In 1855, we find grant a private citizen on a small piece of ground near St. Louis, from which he was often seen to haul wood, dressed in a farmer's garb, to sell at Carondelet, a village adjoining that city. Many citizens there recollect the delivery by him to their woodhouses, of the honest load. In the summer he had recourse to collecting for business houses, and does not seem to have shown any great skill in the art of dunning. The father a tanner, the son rarely comes nearer to a joke than when he expresses some pride in his knowledge of hides, leather and the art of tanning, while the nation praises him for what he knows in the art of war.
The public have often heard the charge that Gen. Grant is a dissipated man, and how desirous the President was to give some other General some of the same kind of whisky; that he is an inveterate smoker, dresses like a laborer, &c. The first of these accusations is happily entirely untrue. As to the rest the public very naturally, in the absence of authentic particulars, imagined the frequent counterparts which would make up altogether the motion of a jovial good fellow of the sporting sort, with that peculiar swagger of good natured demagoguery which makes so much spurious eminence in this country, and which covers itself from damaging scrutiny by some contagious joke or jolly buffoonery. Nothing could be more mistaken. — Grant, like his mother before him, never jokes and rarely laughs. He never uses a profane or indecent word, abhors dispute, and has never had a personal controversy in his life with a boy or a man; never made a speech, led a faction, or engaged in idle sport; never sad, he is never gay; always cordial and cheerful, yet always reserved. If he cannot be perfectly sincere he is perfectly silent. — Tolerant yet enthusiastic, he is always moderate, always earnest. He seems destitute of ostentation, and totally unqualified to display himself even to gratify reasonable curiosity, yet is not ashamed of himself, and appears to contemplate his early and late career with equal and with simple satisfaction.
His economy is universally conceded, and excited the astonishment of Quartermaster General Meigs, when he came to the field of the West.
A German, now a General in the army, noted for his excessive severity of criticism and intuition of character, meeting Grant while on the staff of Gov. Yates, made the sententious remark: "That officer is a pair of balances that can weigh different things at one time."
The amount and varied duties and labor devolving on a general with such a command as he has is incalculable, and yet it is said by his staff, several of whom are first-class lawyers, that he has never made a mistake or blunder or made a decision that needed revoking.

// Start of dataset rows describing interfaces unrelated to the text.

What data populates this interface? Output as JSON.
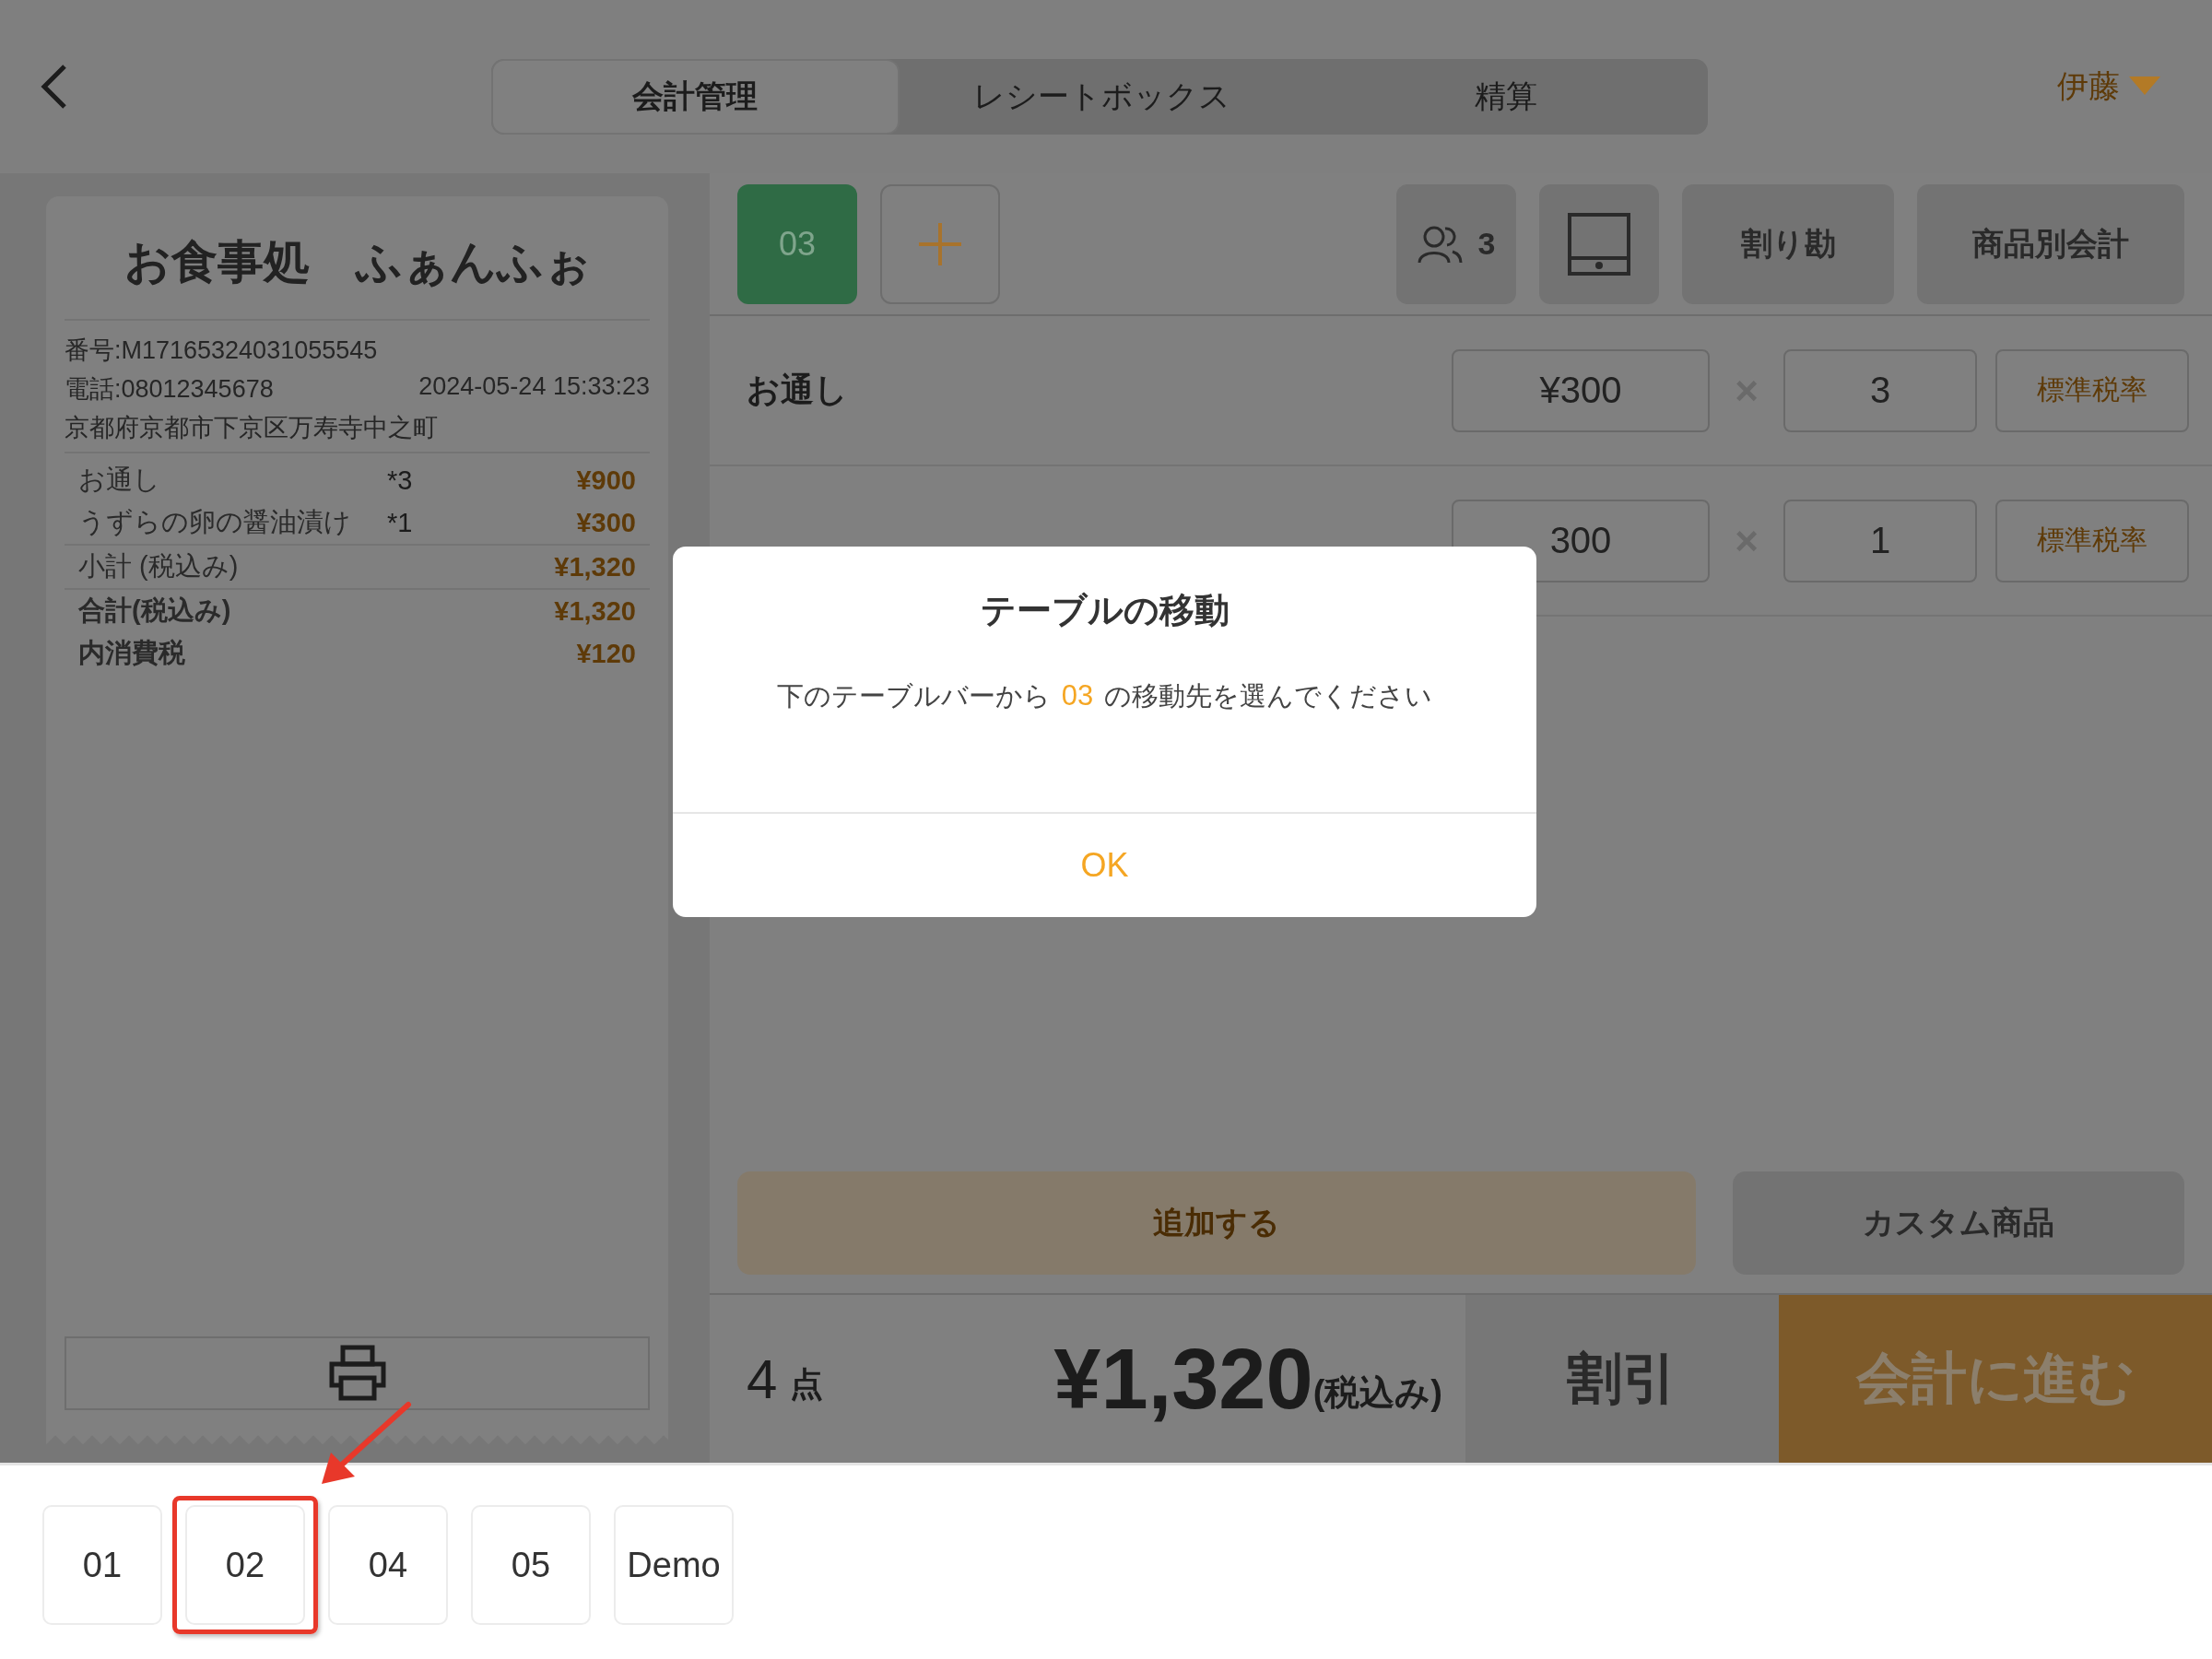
{
  "header": {
    "tabs": [
      {
        "label": "会計管理",
        "selected": true
      },
      {
        "label": "レシートボックス",
        "selected": false
      },
      {
        "label": "精算",
        "selected": false
      }
    ],
    "user": "伊藤"
  },
  "receipt": {
    "shop": "お食事処　ふぁんふぉ",
    "number": "番号:M17165324031055545",
    "phone": "電話:08012345678",
    "datetime": "2024-05-24 15:33:23",
    "address": "京都府京都市下京区万寿寺中之町",
    "items": [
      {
        "name": "お通し",
        "qty": "*3",
        "amount": "¥900"
      },
      {
        "name": "うずらの卵の醤油漬け",
        "qty": "*1",
        "amount": "¥300"
      }
    ],
    "totals": [
      {
        "kind": "subtotal",
        "label": "小計 (税込み)",
        "amount": "¥1,320"
      },
      {
        "kind": "total",
        "label": "合計(税込み)",
        "amount": "¥1,320"
      },
      {
        "kind": "tax",
        "label": "内消費税",
        "amount": "¥120"
      }
    ]
  },
  "toolbar": {
    "table": "03",
    "guests": "3",
    "split": "割り勘",
    "by_item": "商品別会計"
  },
  "order_rows": [
    {
      "name": "お通し",
      "price": "¥300",
      "sign": "×",
      "qty": "3",
      "tax": "標準税率"
    },
    {
      "price": "300",
      "sign": "×",
      "qty": "1",
      "tax": "標準税率"
    }
  ],
  "add_button": "追加する",
  "custom_button": "カスタム商品",
  "summary": {
    "count": "4",
    "unit": "点",
    "total": "¥1,320",
    "tax_note": "(税込み)",
    "discount": "割引",
    "checkout": "会計に進む"
  },
  "dialog": {
    "title": "テーブルの移動",
    "before": "下のテーブルバーから",
    "table": "03",
    "after": "の移動先を選んでください",
    "ok": "OK"
  },
  "table_bar": [
    {
      "label": "01",
      "highlighted": false
    },
    {
      "label": "02",
      "highlighted": true
    },
    {
      "label": "04",
      "highlighted": false
    },
    {
      "label": "05",
      "highlighted": false
    },
    {
      "label": "Demo",
      "highlighted": false
    }
  ]
}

His military correspondence has cost the Government far less than that of any other commanding General who has done one half the amount of service.
But the highest meed of praise is due to Gen. Grant for having so discharged his duties that he has had no jealusies, bickerings, or quarrels in his camp among his officers — no court-martial, and no men shot for desertion.
Being an excellent judge of character it is a ready and easy matter for him to discern between the superficial pretender and the man of solid merit, and he invariably has the right one in the right place when permitted to make the selection.
He sent no foolish proclamations before him — issued no arbitrary edicts against the press — has graced his victories with humanity — coveted no flattery, and molested no citizens in his rights of liberty. Original and self-reliant, he has patterned after no model, but marked with his own hand the bold outlines of his success and glory. In short, he combines in himself all the great essentials of character, and is nobly appropriating them to his country at the hour of its need and darkness.
We have omitted the writer's sketch of Gen. Grant's operations in this war, as they are too well known to require repetition.